Our new series on Clubhouse, The FinTech Break, is a chance for industry experts to discuss some of the most pressing issues in the industry. In case you’re still waiting for the Android app or don’t have 30 minutes to spare each week, we’ve put together an overview containing some of the highlights and insights from our first three sessions.
Addressing challenger brands and maintaining client loyalty
In our first session, Andrew Gough from our Global Business Development team was joined by expert consultant Georgina Mitchell to consider the pros and cons of challenger digital wealth services. As challengers grow increasingly sophisticated, they are raising the bar in terms of the expectations of investors and this is what traditional wealth management firms need to address. This idea moved the conversation on to the important issue of client loyalty and retention. Expertise, personal service and attention to detail are high-value differentiators for traditional wealth management firms. Integrating digital tools and developing automation for routine administrative tasks may be the solution to retain and even increase the customer base even while challengers raise expectations and the demographic landscape is altered.
The changing face of the investor
The second Clubhouse session with wealth segment marketer at CREALOGIX George Baily looked at this idea of demographic change in more detail. Investors are increasingly global, diverse and used to working digitally. Baily suggested that traditional wealth management firms are not currently acknowledging the extent of the threat or the opportunity. The lack of prioritisation is holding firms back and is combined with a sense of overwhelm as firms aren’t sure where to start or how fast they can change. FinTech allies will be essential for traditional wealth management firms to keep pace with changes to investors’ expectations in the digital space.
Partnering with fintechs to accelerate digital customer service
Our final session for February was a discussion with Kully Samra, currently Head of Corporate Development at AJ Bell and previously Sales Director at Nutmeg and Head of Sales at Charles Schwab. Samra suggests that while challengers are raising expectations – and that some investors are moving the bulk of their funds to services such as Nutmeg – established firms have a lot to offer and the trust, tenure and stability of traditional firms is backed by expertise that supports financial wellness.
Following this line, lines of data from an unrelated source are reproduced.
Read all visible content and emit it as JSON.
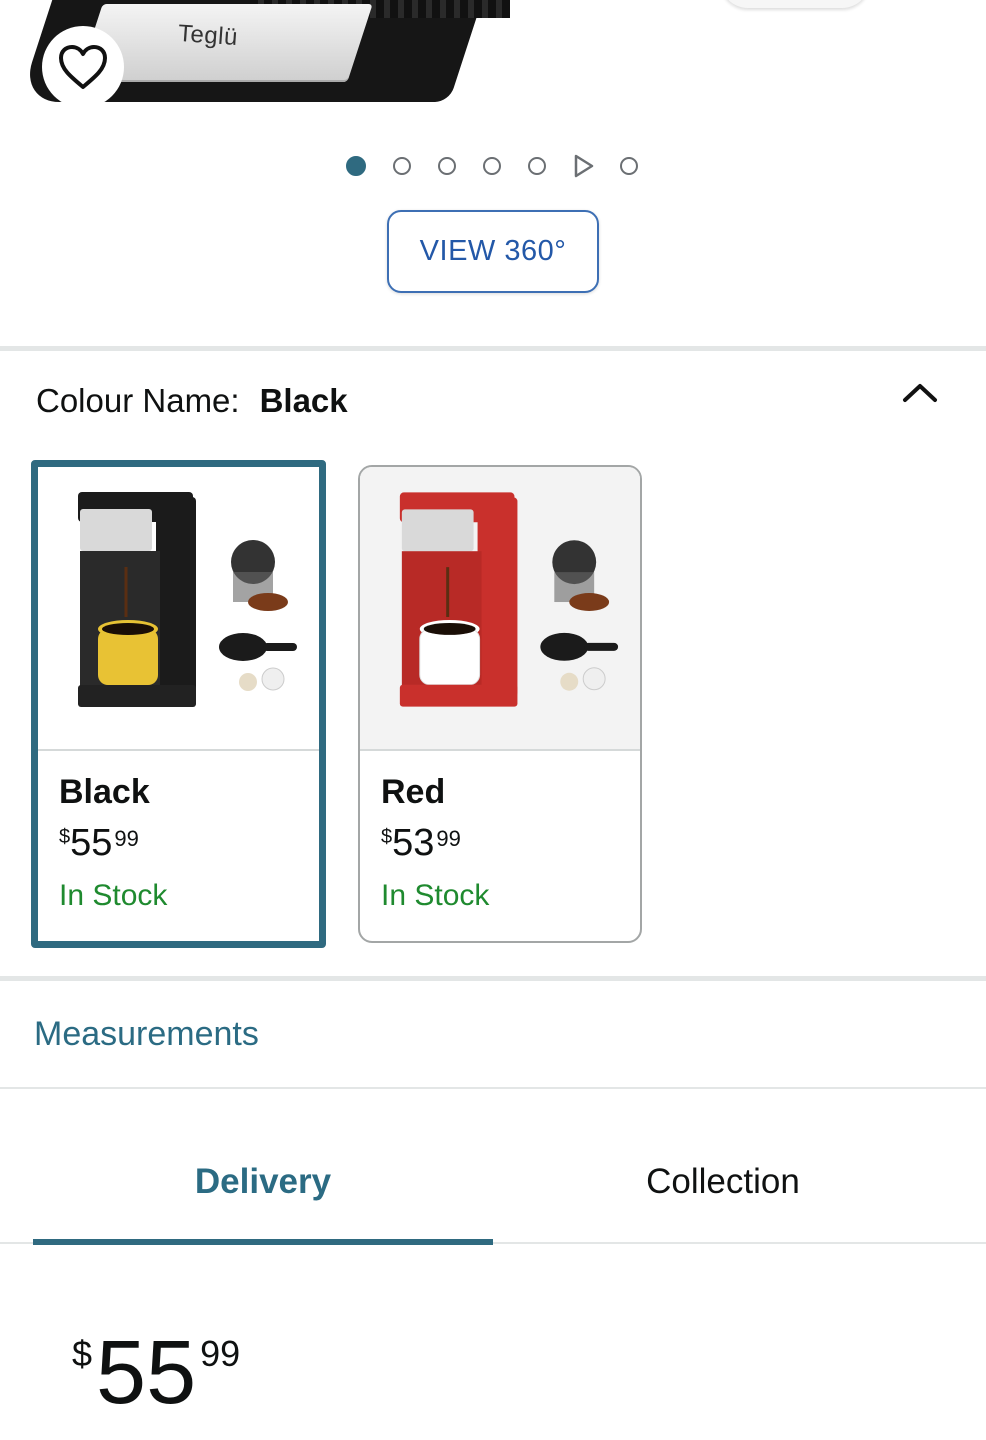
{
  "hero": {
    "brand_text": "Teglü",
    "carousel_total": 7,
    "carousel_active": 0,
    "video_slide": 6
  },
  "view360": {
    "label": "VIEW 360°"
  },
  "variant": {
    "label": "Colour Name:",
    "selected": "Black"
  },
  "options": [
    {
      "name": "Black",
      "currency": "$",
      "whole": "55",
      "cents": "99",
      "stock": "In Stock",
      "body_color": "#1b1b1b",
      "mug_color": "#e8c234"
    },
    {
      "name": "Red",
      "currency": "$",
      "whole": "53",
      "cents": "99",
      "stock": "In Stock",
      "body_color": "#c9302c",
      "mug_color": "#ffffff"
    }
  ],
  "measurements": {
    "label": "Measurements"
  },
  "tabs": [
    {
      "label": "Delivery",
      "active": true
    },
    {
      "label": "Collection",
      "active": false
    }
  ],
  "price": {
    "currency": "$",
    "whole": "55",
    "cents": "99"
  },
  "colors": {
    "accent": "#2f6a80",
    "link": "#2b6b83",
    "in_stock": "#1f8a2f",
    "button_border": "#3d6fb4"
  }
}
Samra highlighted that 50% of new clients to AJ Bell were under 40 and that traditional firms have to manage the balancing act of adapting to younger investors’ digital expectations whilst not alienating existing clients who may want less interaction digitally. Offering the choice of how clients receive information can enhance the experience for the service provider and the consumer. Innovative digital services may be a challenge for traditional firms to deliver alone, but FinTech partners offer a way for firms to address new commercial opportunities with younger investors and create efficiency gains across the business which benefit all clients.
Join us for The FinTech Break on Clubhouse every Friday at noon to discuss the latest news and views.